Items from an interface collection
--*--

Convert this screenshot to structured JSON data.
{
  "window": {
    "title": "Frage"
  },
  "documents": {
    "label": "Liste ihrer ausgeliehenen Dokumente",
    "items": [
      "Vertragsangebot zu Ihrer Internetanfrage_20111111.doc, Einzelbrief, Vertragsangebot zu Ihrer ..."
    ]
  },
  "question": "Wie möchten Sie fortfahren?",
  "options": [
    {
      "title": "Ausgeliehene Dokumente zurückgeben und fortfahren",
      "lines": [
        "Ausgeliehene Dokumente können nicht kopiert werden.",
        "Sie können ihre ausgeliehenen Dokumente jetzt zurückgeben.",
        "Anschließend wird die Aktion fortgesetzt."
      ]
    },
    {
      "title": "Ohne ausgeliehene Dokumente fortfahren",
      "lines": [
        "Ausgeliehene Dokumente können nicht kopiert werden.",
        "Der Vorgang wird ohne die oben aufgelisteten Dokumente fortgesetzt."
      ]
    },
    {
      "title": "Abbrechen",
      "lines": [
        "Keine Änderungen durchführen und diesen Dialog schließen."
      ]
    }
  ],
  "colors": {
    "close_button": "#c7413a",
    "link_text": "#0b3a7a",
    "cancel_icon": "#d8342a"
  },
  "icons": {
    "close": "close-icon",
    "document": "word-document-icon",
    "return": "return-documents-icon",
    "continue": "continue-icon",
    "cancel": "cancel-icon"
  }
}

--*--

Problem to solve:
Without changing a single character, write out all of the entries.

Task output:
Convert this screenshot to structured JSON data.
{
  "window": {
    "title": "Frage"
  },
  "documents": {
    "label": "Liste ihrer ausgeliehenen Dokumente",
    "items": [
      "Vertragsangebot zu Ihrer Internetanfrage_20111111.doc, Einzelbrief, Vertragsangebot zu Ihrer ..."
    ]
  },
  "question": "Wie möchten Sie fortfahren?",
  "options": [
    {
      "title": "Ausgeliehene Dokumente zurückgeben und fortfahren",
      "lines": [
        "Ausgeliehene Dokumente können nicht kopiert werden.",
        "Sie können ihre ausgeliehenen Dokumente jetzt zurückgeben.",
        "Anschließend wird die Aktion fortgesetzt."
      ]
    },
    {
      "title": "Ohne ausgeliehene Dokumente fortfahren",
      "lines": [
        "Ausgeliehene Dokumente können nicht kopiert werden.",
        "Der Vorgang wird ohne die oben aufgelisteten Dokumente fortgesetzt."
      ]
    },
    {
      "title": "Abbrechen",
      "lines": [
        "Keine Änderungen durchführen und diesen Dialog schließen."
      ]
    }
  ],
  "colors": {
    "close_button": "#c7413a",
    "link_text": "#0b3a7a",
    "cancel_icon": "#d8342a"
  },
  "icons": {
    "close": "close-icon",
    "document": "word-document-icon",
    "return": "return-documents-icon",
    "continue": "continue-icon",
    "cancel": "cancel-icon"
  }
}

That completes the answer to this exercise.